_YOUR OBJECTIVE_: Search the data for the word "title" and copy every line where it occurs.

[Component data from apps and pages]
--------------------------------------------------
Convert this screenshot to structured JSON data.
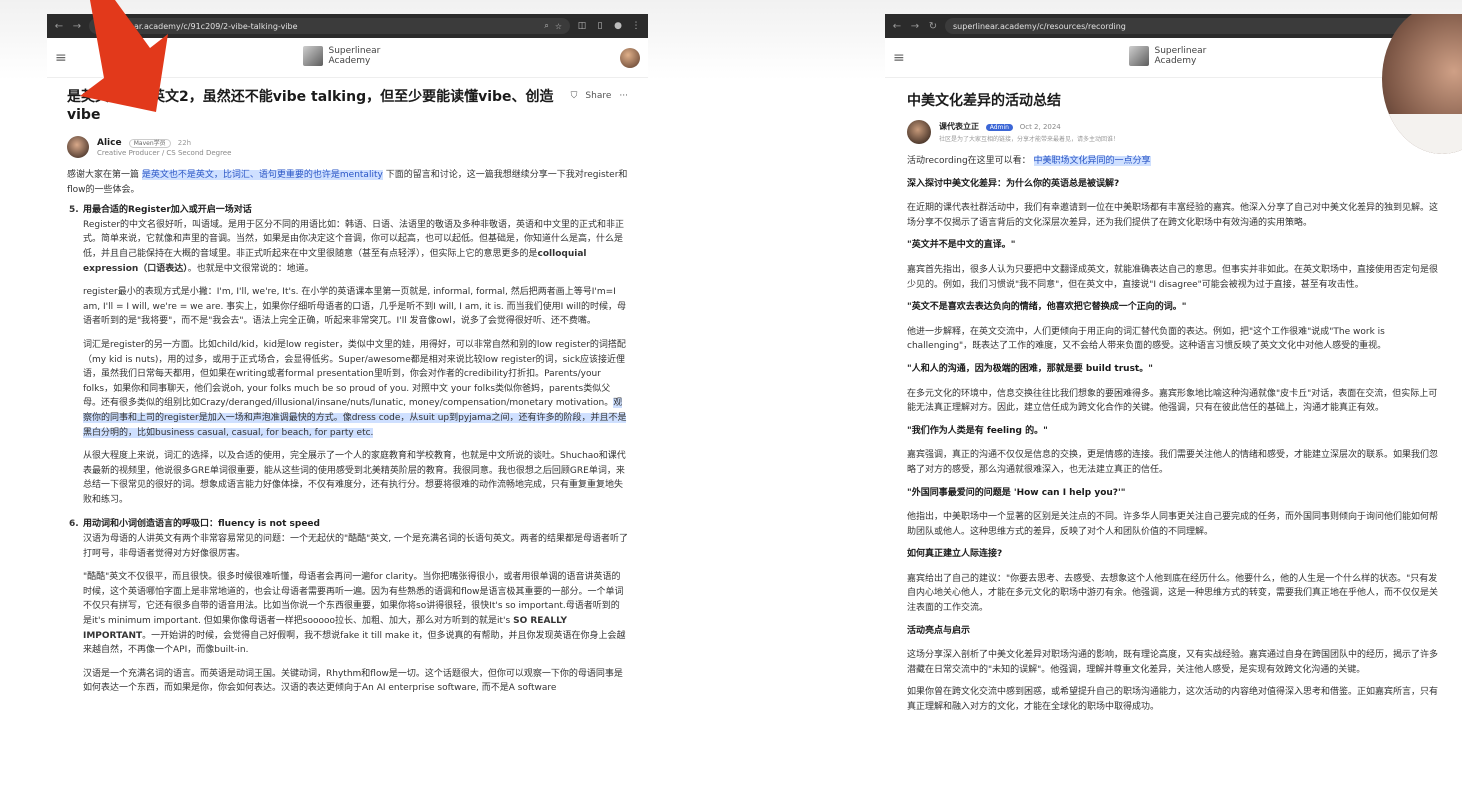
{
  "left": {
    "url": "superlinear.academy/c/91c209/2-vibe-talking-vibe",
    "brand": "Superlinear Academy",
    "post": {
      "title": "是英文也不是英文2，虽然还不能vibe talking，但至少要能读懂vibe、创造vibe",
      "share_label": "Share",
      "more_label": "···",
      "author": {
        "name": "Alice",
        "badge": "Maven学员",
        "time": "22h",
        "role": "Creative Producer / CS Second Degree"
      },
      "intro": {
        "prefix": "感谢大家在第一篇",
        "link": "是英文也不是英文，比词汇、语句更重要的也许是mentality",
        "suffix": "下面的留言和讨论，这一篇我想继续分享一下我对register和flow的一些体会。"
      },
      "items": [
        {
          "num": "5.",
          "heading": "用最合适的Register加入或开启一场对话",
          "paragraphs": [
            {
              "text": "Register的中文名很好听，叫语域。是用于区分不同的用语比如：韩语、日语、法语里的敬语及多种非敬语，英语和中文里的正式和非正式。简单来说，它就像和声里的音调。当然，如果是由你决定这个音调，你可以起高，也可以起低。但基础是，你知道什么是高，什么是低，并且自己能保持在大概的音域里。非正式听起来在中文里很随意（甚至有点轻浮），但实际上它的意思更多的是",
              "bold": "colloquial expression（口语表达）",
              "tail": "。也就是中文很常说的：地道。"
            },
            {
              "text": "register最小的表现方式是小撇：I'm, I'll, we're, It's. 在小学的英语课本里第一页就是, informal, formal, 然后把两者画上等号I'm=I am, I'll = I will, we're = we are. 事实上，如果你仔细听母语者的口语，几乎是听不到I will, I am, it is. 而当我们使用I will的时候，母语者听到的是\"我将要\"，而不是\"我会去\"。语法上完全正确，听起来非常突兀。I'll 发音像owl，说多了会觉得很好听、还不费嘴。"
            },
            {
              "text": "词汇是register的另一方面。比如child/kid，kid是low register，类似中文里的娃，用得好，可以非常自然和别的low register的词搭配（my kid is nuts)，用的过多，或用于正式场合，会显得低劣。Super/awesome都是相对来说比较low register的词，sick应该接近俚语，虽然我们日常每天都用，但如果在writing或者formal presentation里听到，你会对作者的credibility打折扣。Parents/your folks，如果你和同事聊天，他们会说oh, your folks much be so proud of you. 对照中文 your folks类似你爸妈，parents类似父母。还有很多类似的组别比如Crazy/deranged/illusional/insane/nuts/lunatic, money/compensation/monetary motivation。",
              "highlight": "观察你的同事和上司的register是加入一场和声泡准调最快的方式。像dress code，从suit up到pyjama之间，还有许多的阶段，并且不是黑白分明的，比如business casual, casual, for beach, for party etc."
            },
            {
              "text": "从很大程度上来说，词汇的选择，以及合适的使用，完全展示了一个人的家庭教育和学校教育，也就是中文所说的谈吐。Shuchao和课代表最新的视频里，他说很多GRE单词很重要，能从这些词的使用感受到北美精英阶层的教育。我很同意。我也很想之后回顾GRE单词，来总结一下很常见的很好的词。想象成语言能力好像体操，不仅有难度分，还有执行分。想要将很难的动作流畅地完成，只有重复重复地失败和练习。"
            }
          ]
        },
        {
          "num": "6.",
          "heading": "用动词和小词创造语言的呼吸口：fluency is not speed",
          "paragraphs": [
            {
              "text": "汉语为母语的人讲英文有两个非常容易常见的问题：一个无起伏的\"酷酷\"英文, 一个是充满名词的长语句英文。两者的结果都是母语者听了打呵号，非母语者觉得对方好像很厉害。"
            },
            {
              "text": "\"酷酷\"英文不仅很平，而且很快。很多时候很难听懂，母语者会再问一遍for clarity。当你把嘴张得很小，或者用很单调的语音讲英语的时候，这个英语哪怕字面上是非常地道的，也会让母语者需要再听一遍。因为有些熟悉的语调和flow是语言极其重要的一部分。一个单词不仅只有拼写，它还有很多自带的语音用法。比如当你说一个东西很重要，如果你将so讲得很轻，很快It's so important.母语者听到的是it's minimum important. 但如果你像母语者一样把sooooo拉长、加粗、加大，那么对方听到的就是it's ",
              "bold": "SO REALLY IMPORTANT",
              "tail": "。一开始讲的时候，会觉得自己好假啊，我不想说fake it till make it，但多说真的有帮助，并且你发现英语在你身上会越来越自然，不再像一个API，而像built-in."
            },
            {
              "text": "汉语是一个充满名词的语言。而英语是动词王国。关键动词，Rhythm和flow是一切。这个话题很大，但你可以观察一下你的母语同事是如何表达一个东西，而如果是你，你会如何表达。汉语的表达更倾向于An AI enterprise software, 而不是A software"
            }
          ]
        }
      ]
    }
  },
  "right": {
    "url": "superlinear.academy/c/resources/recording",
    "brand": "Superlinear Academy",
    "title": "中美文化差异的活动总结",
    "author": {
      "name": "课代表立正",
      "badge": "Admin",
      "date": "Oct 2, 2024",
      "desc": "社区是为了大家互相的链接，分享才能带来最着见，请多主动回谁！"
    },
    "recording": {
      "prefix": "活动recording在这里可以看：",
      "link": "中美职场文化异同的一点分享"
    },
    "sections": [
      {
        "type": "h",
        "text": "深入探讨中美文化差异：为什么你的英语总是被误解?"
      },
      {
        "type": "p",
        "text": "在近期的课代表社群活动中，我们有幸邀请到一位在中美职场都有丰富经验的嘉宾。他深入分享了自己对中美文化差异的独到见解。这场分享不仅揭示了语言背后的文化深层次差异，还为我们提供了在跨文化职场中有效沟通的实用策略。"
      },
      {
        "type": "h",
        "text": "\"英文并不是中文的直译。\""
      },
      {
        "type": "p",
        "text": "嘉宾首先指出，很多人认为只要把中文翻译成英文，就能准确表达自己的意思。但事实并非如此。在英文职场中，直接使用否定句是很少见的。例如，我们习惯说\"我不同意\"，但在英文中，直接说\"I disagree\"可能会被视为过于直接，甚至有攻击性。"
      },
      {
        "type": "h",
        "text": "\"英文不是喜欢去表达负向的情绪，他喜欢把它替换成一个正向的词。\""
      },
      {
        "type": "p",
        "text": "他进一步解释，在英文交流中，人们更倾向于用正向的词汇替代负面的表达。例如，把\"这个工作很难\"说成\"The work is challenging\"，既表达了工作的难度，又不会给人带来负面的感受。这种语言习惯反映了英文文化中对他人感受的重视。"
      },
      {
        "type": "h",
        "text": "\"人和人的沟通，因为极端的困难，那就是要 build trust。\""
      },
      {
        "type": "p",
        "text": "在多元文化的环境中，信息交换往往比我们想象的要困难得多。嘉宾形象地比喻这种沟通就像\"皮卡丘\"对话，表面在交流，但实际上可能无法真正理解对方。因此，建立信任成为跨文化合作的关键。他强调，只有在彼此信任的基础上，沟通才能真正有效。"
      },
      {
        "type": "h",
        "text": "\"我们作为人类是有 feeling 的。\""
      },
      {
        "type": "p",
        "text": "嘉宾强调，真正的沟通不仅仅是信息的交换，更是情感的连接。我们需要关注他人的情绪和感受，才能建立深层次的联系。如果我们忽略了对方的感受，那么沟通就很难深入，也无法建立真正的信任。"
      },
      {
        "type": "h",
        "text": "\"外国同事最爱问的问题是 'How can I help you?'\""
      },
      {
        "type": "p",
        "text": "他指出，中美职场中一个显著的区别是关注点的不同。许多华人同事更关注自己要完成的任务，而外国同事则倾向于询问他们能如何帮助团队或他人。这种思维方式的差异，反映了对个人和团队价值的不同理解。"
      },
      {
        "type": "h",
        "text": "如何真正建立人际连接?"
      },
      {
        "type": "p",
        "text": "嘉宾给出了自己的建议：\"你要去思考、去感受、去想象这个人他到底在经历什么。他要什么，他的人生是一个什么样的状态。\"只有发自内心地关心他人，才能在多元文化的职场中游刃有余。他强调，这是一种思维方式的转变，需要我们真正地在乎他人，而不仅仅是关注表面的工作交流。"
      },
      {
        "type": "h",
        "text": "活动亮点与启示"
      },
      {
        "type": "p",
        "text": "这场分享深入剖析了中美文化差异对职场沟通的影响，既有理论高度，又有实战经验。嘉宾通过自身在跨国团队中的经历，揭示了许多潜藏在日常交流中的\"未知的误解\"。他强调，理解并尊重文化差异，关注他人感受，是实现有效跨文化沟通的关键。"
      },
      {
        "type": "p",
        "text": "如果你曾在跨文化交流中感到困惑，或希望提升自己的职场沟通能力，这次活动的内容绝对值得深入思考和借鉴。正如嘉宾所言，只有真正理解和融入对方的文化，才能在全球化的职场中取得成功。"
      }
    ]
  },
  "colors": {
    "highlight_bg": "#cfe0ff",
    "link": "#2a56c6",
    "arrow": "#e2391b",
    "admin_badge": "#3b66d6",
    "chrome": "#2b2b2b"
  }
}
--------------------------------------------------
_EXERCISE RESULT_:
      "title": "是英文也不是英文2，虽然还不能vibe talking，但至少要能读懂vibe、创造vibe",
    "title": "中美文化差异的活动总结",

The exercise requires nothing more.